Ukrainians are resilient but they do need help. If Russia does invade, the United States and the EU should immediately impose comprehensive economic sanctions, targeting the Russian financial sector, borrowing capacity, trade in energy and goods.

Dialogue is important, even though the Kremlin sees it as a sign of weakness. Ultimately Putin understands only the language of force, so Ukraine’s European partners must show their readiness to counter military threats and increase the cost of invasion.

One of the aims of the Kremlin’s military threats is to destabilise the Ukrainian government. That is why it is essential to provide support for Ukraine’s economy, which has already suffered immensely from the Russian aggression threat.

Ukraine needs help with its reform agenda as well. After the 2014 Maidan revolution overthrew the kleptocratic President Viktor Yanukovich, the country embarked on a transformation towards a democratic regime based on the rule of law. Putin invaded Ukraine to derail these efforts. He is not concerned about the expansion of NATO; he hates the idea of being surrounded by people free to choose their future and to hold elites accountable.

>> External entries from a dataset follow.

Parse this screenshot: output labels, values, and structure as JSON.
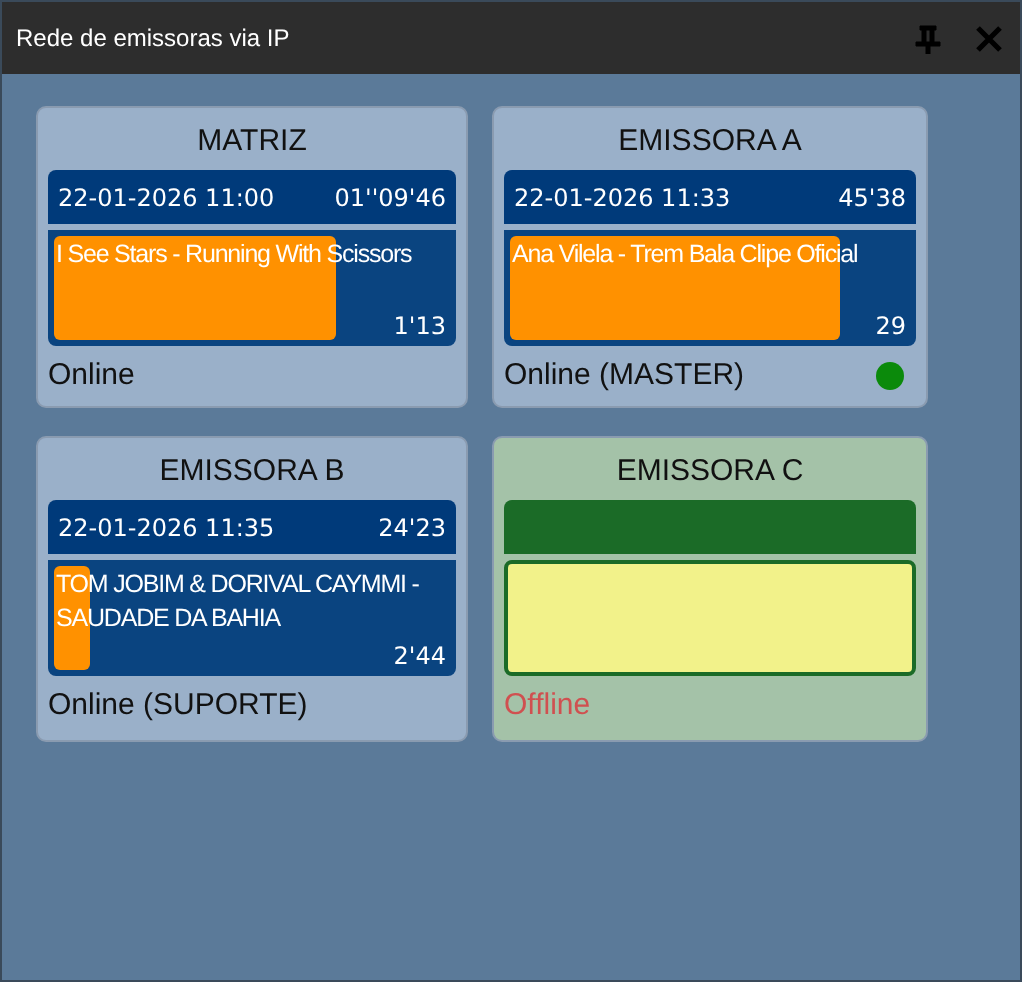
{
  "window": {
    "title": "Rede de emissoras via IP"
  },
  "stations": [
    {
      "name": "MATRIZ",
      "online": true,
      "datetime": "22-01-2026 11:00",
      "elapsed": "01''09'46",
      "track": "I See Stars - Running With Scissors",
      "level": 0.72,
      "remaining": "1'13",
      "status": "Online",
      "master_indicator": false
    },
    {
      "name": "EMISSORA A",
      "online": true,
      "datetime": "22-01-2026 11:33",
      "elapsed": "45'38",
      "track": "Ana Vilela - Trem Bala Clipe Oficial",
      "level": 0.83,
      "remaining": "29",
      "status": "Online (MASTER)",
      "master_indicator": true
    },
    {
      "name": "EMISSORA B",
      "online": true,
      "datetime": "22-01-2026 11:35",
      "elapsed": "24'23",
      "track": "TOM JOBIM & DORIVAL CAYMMI - SAUDADE DA BAHIA",
      "level": 0.12,
      "remaining": "2'44",
      "status": "Online (SUPORTE)",
      "master_indicator": false
    },
    {
      "name": "EMISSORA C",
      "online": false,
      "status": "Offline",
      "master_indicator": false
    }
  ]
}
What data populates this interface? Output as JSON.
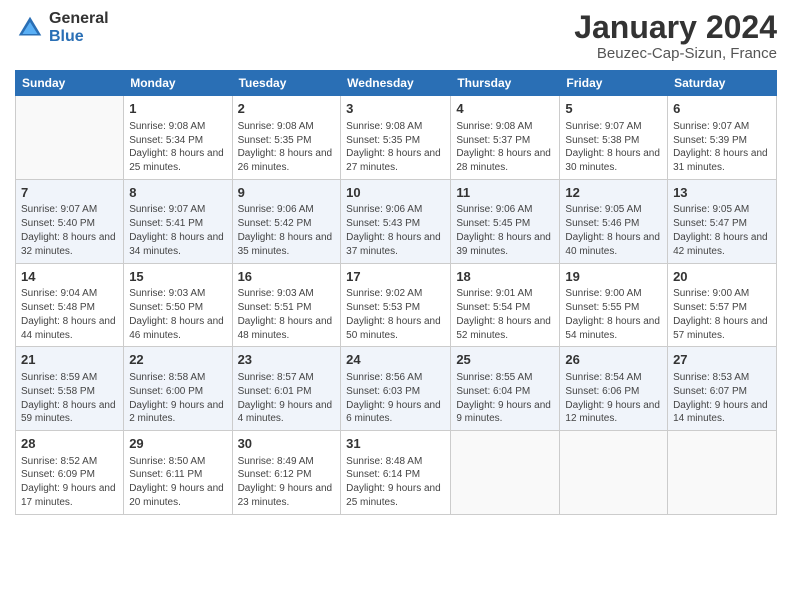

For this reason, it is also important that the Ukrainian government and institutions driving this reform agenda forward receive adequate help and assistance. A well-functioning democracy in Ukraine threatens Putin’s regime, as Ukrainian prosperity and wellbeing would inspire Russians to seek the same for themselves. That is why, when in December, Russian human rights group Memorial was shut down and we asked how we could help them, they responded: “Be successful”.

Russia and Ukraine’s fates seem intertwined, but they move at different speeds. The world should not wait for Russia to democratise and abandon Ukraine in the meantime. Our country is already on the right track and should be supported in its efforts to build a successful and thriving democracy.

The views expressed in this article are the author’s own and do not necessarily reflect Al Jazeera’s editorial stance.